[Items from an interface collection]
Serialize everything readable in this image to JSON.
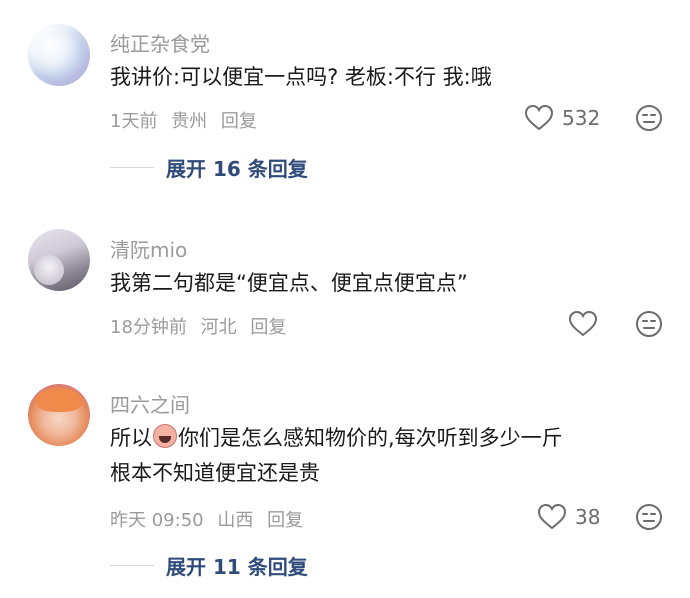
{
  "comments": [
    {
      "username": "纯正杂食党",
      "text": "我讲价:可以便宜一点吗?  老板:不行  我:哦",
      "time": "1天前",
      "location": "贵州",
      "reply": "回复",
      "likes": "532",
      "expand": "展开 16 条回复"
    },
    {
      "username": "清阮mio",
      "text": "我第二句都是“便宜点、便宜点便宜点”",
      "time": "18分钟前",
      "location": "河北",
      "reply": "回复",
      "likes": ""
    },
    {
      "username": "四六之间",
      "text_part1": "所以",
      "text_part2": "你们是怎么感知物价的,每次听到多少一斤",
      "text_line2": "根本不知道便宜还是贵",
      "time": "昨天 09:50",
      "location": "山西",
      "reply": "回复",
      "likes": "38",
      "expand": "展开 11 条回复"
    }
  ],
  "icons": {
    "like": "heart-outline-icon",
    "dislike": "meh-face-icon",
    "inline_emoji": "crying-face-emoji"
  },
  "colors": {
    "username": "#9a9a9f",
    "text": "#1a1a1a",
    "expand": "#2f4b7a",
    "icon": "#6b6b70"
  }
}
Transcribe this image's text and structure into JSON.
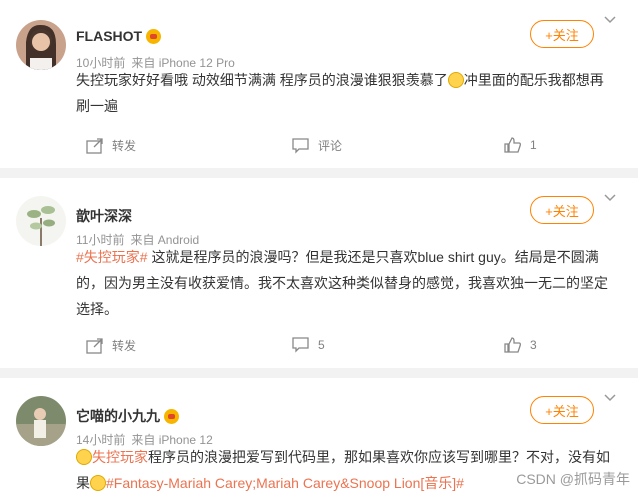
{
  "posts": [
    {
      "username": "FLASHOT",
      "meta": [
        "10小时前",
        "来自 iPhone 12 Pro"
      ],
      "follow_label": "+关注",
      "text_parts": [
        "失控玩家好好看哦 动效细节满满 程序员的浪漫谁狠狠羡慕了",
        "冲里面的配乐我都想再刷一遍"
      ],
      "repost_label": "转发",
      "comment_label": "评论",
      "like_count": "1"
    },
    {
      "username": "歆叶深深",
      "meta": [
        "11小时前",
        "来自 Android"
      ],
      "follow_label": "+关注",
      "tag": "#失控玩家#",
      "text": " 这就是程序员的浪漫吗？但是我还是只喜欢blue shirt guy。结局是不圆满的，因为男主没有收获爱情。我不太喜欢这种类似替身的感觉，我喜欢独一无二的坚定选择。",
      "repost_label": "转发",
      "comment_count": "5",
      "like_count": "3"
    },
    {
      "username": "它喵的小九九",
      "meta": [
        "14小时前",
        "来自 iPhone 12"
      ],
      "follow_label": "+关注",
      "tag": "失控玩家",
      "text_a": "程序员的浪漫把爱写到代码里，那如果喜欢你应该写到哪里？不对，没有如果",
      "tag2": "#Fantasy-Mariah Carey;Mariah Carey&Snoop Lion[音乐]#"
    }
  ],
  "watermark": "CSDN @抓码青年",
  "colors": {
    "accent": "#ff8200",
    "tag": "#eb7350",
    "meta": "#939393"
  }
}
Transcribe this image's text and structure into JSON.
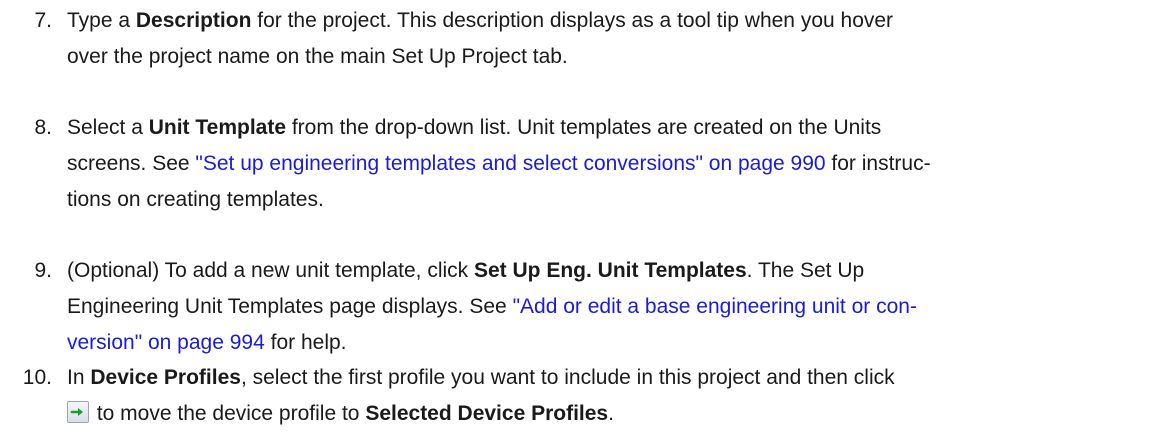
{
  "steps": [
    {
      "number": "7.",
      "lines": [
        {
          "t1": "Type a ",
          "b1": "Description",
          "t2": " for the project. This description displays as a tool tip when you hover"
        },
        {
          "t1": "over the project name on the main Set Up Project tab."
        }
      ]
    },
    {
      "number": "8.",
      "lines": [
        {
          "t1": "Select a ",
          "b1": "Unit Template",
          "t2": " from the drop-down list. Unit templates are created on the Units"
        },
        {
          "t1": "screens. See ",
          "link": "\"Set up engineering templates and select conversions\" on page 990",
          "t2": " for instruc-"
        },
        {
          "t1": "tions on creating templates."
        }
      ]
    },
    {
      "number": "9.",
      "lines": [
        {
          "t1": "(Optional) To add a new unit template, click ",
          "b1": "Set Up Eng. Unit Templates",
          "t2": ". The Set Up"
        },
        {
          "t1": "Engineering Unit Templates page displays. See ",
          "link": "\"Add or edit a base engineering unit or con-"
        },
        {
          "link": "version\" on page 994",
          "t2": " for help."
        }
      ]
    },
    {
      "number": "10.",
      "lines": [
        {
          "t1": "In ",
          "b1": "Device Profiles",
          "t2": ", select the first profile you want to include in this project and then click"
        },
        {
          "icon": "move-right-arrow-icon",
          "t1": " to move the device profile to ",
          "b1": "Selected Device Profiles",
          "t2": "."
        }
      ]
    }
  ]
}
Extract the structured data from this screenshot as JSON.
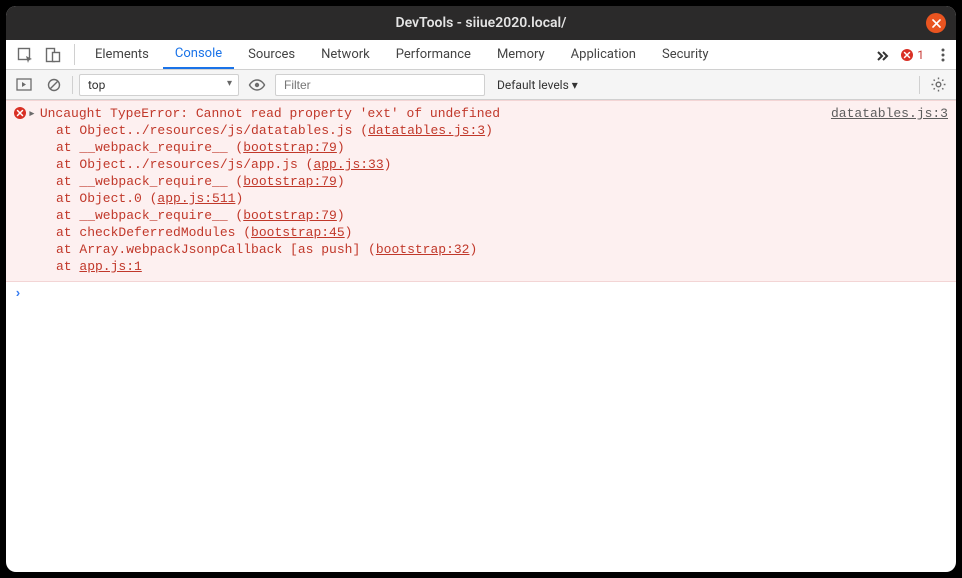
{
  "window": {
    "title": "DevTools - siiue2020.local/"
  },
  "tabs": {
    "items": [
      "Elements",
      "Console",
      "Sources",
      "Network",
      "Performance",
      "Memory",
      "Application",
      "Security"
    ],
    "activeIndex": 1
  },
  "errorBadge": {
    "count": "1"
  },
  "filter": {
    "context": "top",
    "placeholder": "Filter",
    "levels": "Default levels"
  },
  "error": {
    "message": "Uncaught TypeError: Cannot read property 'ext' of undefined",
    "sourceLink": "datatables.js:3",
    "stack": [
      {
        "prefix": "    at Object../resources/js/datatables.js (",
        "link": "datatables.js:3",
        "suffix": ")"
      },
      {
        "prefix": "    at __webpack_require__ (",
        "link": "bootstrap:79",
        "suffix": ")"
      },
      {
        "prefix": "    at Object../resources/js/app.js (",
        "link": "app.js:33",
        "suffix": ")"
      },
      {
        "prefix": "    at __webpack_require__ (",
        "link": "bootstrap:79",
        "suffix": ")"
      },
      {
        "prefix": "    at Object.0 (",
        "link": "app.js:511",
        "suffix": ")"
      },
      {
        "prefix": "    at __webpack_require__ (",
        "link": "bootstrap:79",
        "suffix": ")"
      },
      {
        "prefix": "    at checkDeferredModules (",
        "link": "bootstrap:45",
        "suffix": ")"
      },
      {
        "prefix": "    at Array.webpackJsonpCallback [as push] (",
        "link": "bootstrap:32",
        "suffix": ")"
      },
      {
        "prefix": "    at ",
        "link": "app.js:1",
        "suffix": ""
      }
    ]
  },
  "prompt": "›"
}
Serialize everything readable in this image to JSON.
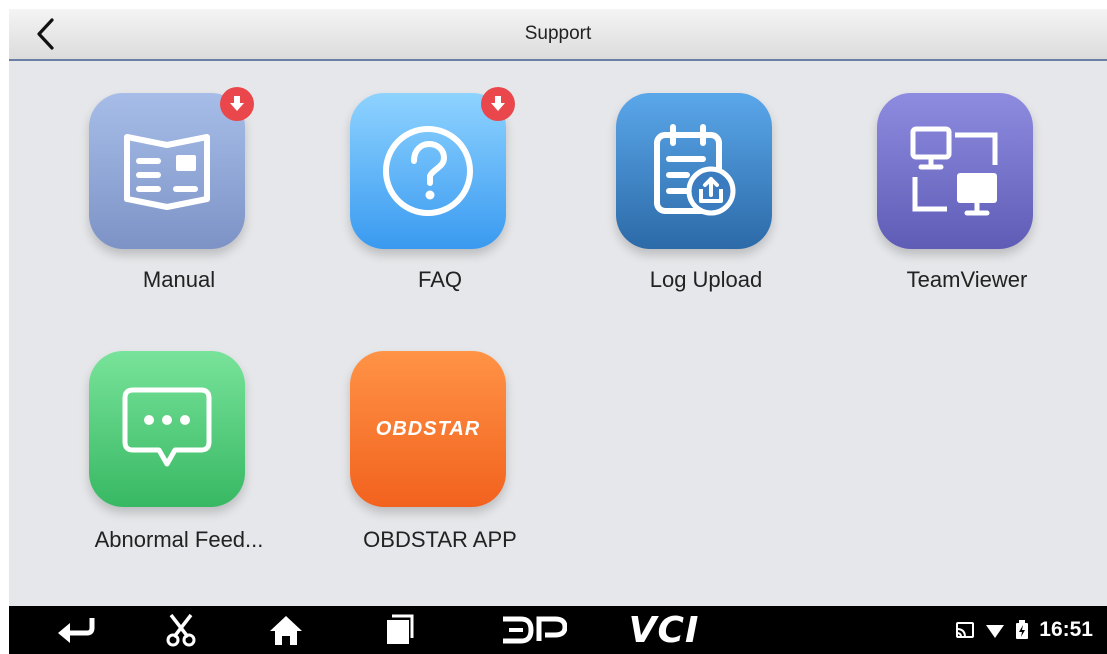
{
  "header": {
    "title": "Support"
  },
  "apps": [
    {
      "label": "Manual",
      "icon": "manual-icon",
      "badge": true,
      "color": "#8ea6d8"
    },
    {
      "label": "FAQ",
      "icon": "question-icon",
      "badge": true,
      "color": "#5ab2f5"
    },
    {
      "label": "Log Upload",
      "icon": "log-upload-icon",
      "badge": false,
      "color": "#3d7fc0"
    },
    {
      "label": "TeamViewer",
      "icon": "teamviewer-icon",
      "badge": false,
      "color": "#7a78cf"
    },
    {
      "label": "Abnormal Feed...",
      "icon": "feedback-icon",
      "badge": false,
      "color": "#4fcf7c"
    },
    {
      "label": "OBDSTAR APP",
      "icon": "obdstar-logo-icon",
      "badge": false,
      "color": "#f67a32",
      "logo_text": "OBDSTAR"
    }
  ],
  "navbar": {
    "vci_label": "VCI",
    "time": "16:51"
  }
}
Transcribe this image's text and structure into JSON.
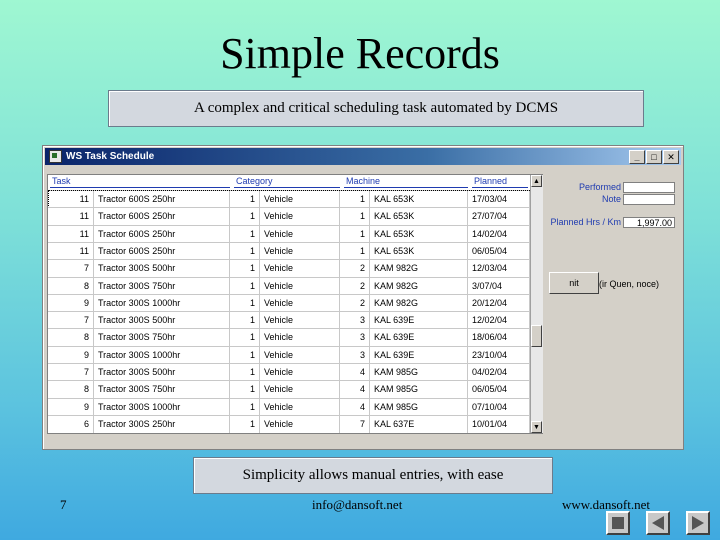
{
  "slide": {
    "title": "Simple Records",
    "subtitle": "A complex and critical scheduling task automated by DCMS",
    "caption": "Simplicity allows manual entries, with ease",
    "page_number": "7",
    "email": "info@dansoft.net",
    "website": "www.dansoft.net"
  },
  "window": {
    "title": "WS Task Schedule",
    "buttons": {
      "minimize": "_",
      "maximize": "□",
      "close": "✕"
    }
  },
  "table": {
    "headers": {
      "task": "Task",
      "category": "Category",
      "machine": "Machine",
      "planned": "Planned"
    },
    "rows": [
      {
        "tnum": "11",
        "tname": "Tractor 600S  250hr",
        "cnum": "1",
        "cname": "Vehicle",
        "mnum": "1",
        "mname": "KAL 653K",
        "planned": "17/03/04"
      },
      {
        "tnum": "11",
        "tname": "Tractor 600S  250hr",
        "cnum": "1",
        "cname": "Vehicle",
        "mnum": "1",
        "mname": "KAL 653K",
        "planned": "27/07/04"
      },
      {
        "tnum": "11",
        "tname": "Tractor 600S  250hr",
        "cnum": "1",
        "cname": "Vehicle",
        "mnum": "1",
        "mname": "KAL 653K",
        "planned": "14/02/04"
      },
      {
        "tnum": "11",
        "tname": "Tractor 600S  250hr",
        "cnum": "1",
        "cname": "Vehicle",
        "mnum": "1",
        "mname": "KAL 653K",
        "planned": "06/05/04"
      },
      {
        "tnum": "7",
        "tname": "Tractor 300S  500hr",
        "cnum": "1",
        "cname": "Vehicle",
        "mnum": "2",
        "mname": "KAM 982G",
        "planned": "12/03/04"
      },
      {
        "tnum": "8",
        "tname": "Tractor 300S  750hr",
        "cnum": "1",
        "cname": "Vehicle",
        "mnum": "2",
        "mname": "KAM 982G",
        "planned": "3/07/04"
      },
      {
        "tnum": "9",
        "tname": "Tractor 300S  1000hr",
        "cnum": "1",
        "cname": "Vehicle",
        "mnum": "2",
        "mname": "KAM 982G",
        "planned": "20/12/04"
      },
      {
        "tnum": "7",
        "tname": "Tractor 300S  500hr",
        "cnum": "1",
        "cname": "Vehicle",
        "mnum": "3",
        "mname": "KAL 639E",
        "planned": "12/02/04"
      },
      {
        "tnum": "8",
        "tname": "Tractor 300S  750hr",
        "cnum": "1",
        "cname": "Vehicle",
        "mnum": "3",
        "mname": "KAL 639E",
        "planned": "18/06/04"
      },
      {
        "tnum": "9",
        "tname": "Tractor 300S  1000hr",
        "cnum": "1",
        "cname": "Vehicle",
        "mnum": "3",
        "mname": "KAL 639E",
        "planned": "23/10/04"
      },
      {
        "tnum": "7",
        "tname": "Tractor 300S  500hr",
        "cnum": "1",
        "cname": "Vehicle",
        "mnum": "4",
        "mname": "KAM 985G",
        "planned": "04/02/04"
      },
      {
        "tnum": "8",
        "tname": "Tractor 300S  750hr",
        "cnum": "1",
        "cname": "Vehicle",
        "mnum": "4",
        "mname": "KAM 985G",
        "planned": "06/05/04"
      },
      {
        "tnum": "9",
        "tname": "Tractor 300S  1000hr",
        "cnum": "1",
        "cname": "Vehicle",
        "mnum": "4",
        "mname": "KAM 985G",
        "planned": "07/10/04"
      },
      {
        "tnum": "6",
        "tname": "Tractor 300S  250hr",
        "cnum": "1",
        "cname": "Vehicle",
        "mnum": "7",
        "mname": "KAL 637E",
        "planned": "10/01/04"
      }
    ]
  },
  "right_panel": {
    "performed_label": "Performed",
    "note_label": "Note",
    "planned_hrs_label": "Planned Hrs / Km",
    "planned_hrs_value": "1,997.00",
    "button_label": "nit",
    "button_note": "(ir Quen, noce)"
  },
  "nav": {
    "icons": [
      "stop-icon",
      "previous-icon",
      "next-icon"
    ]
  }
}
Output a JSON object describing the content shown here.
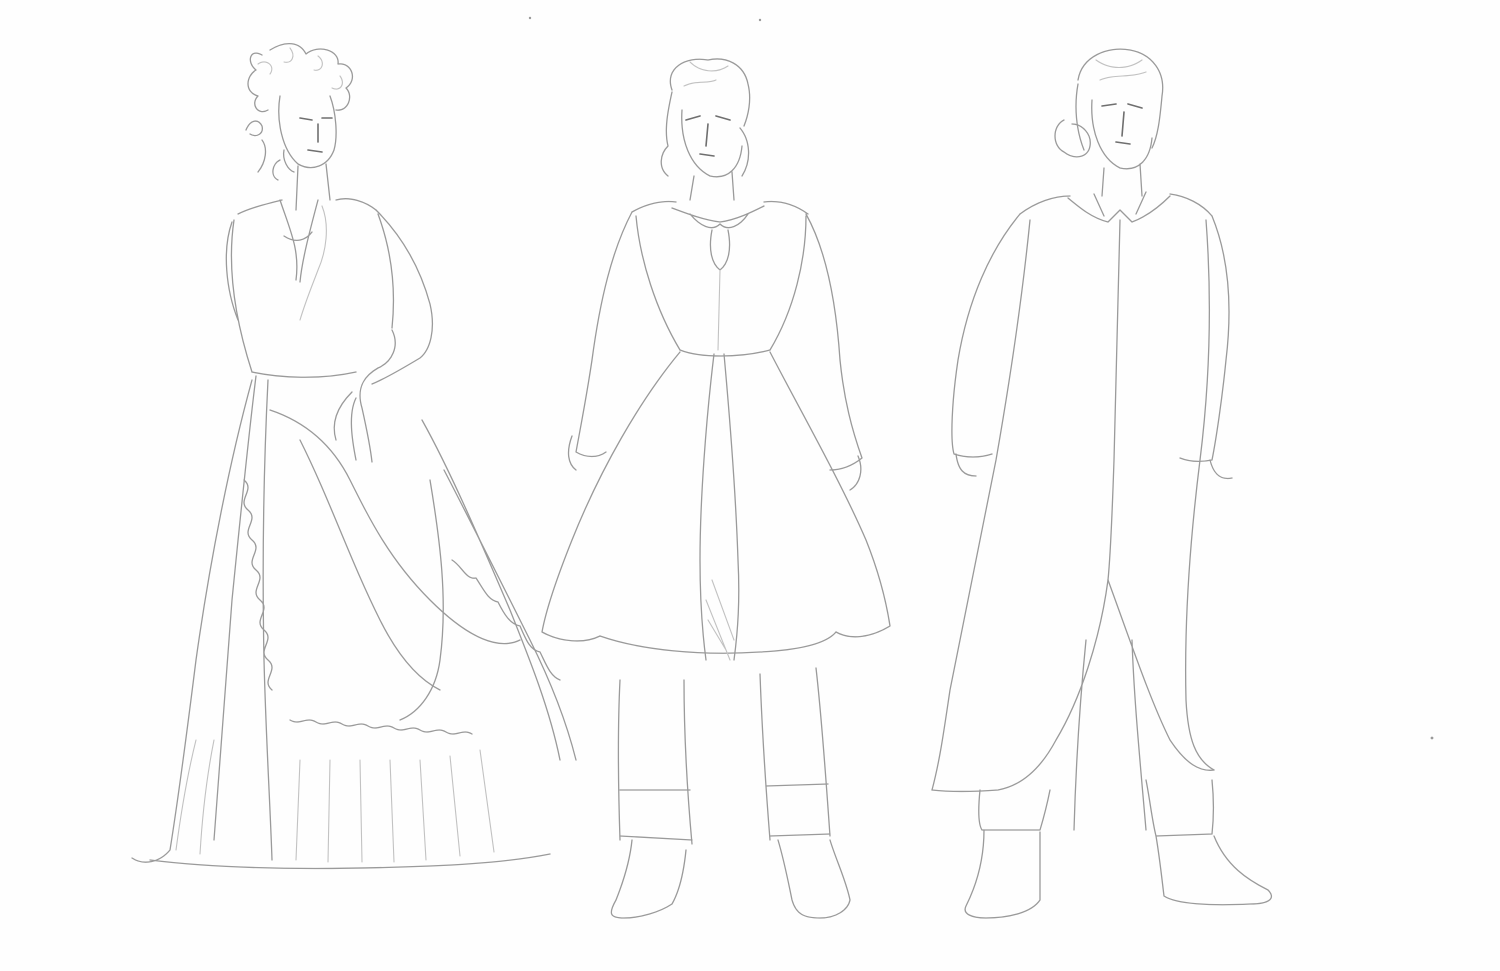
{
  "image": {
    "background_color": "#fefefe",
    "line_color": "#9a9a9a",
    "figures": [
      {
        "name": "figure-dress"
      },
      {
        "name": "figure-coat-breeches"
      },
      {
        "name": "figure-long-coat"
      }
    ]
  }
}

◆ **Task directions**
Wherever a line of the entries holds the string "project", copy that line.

◆ **Exercise output**
          "t2": " for the project. This description displays as a tool tip when you hover"
          "t1": "over the project name on the main Set Up Project tab."
          "t2": ", select the first profile you want to include in this project and then click"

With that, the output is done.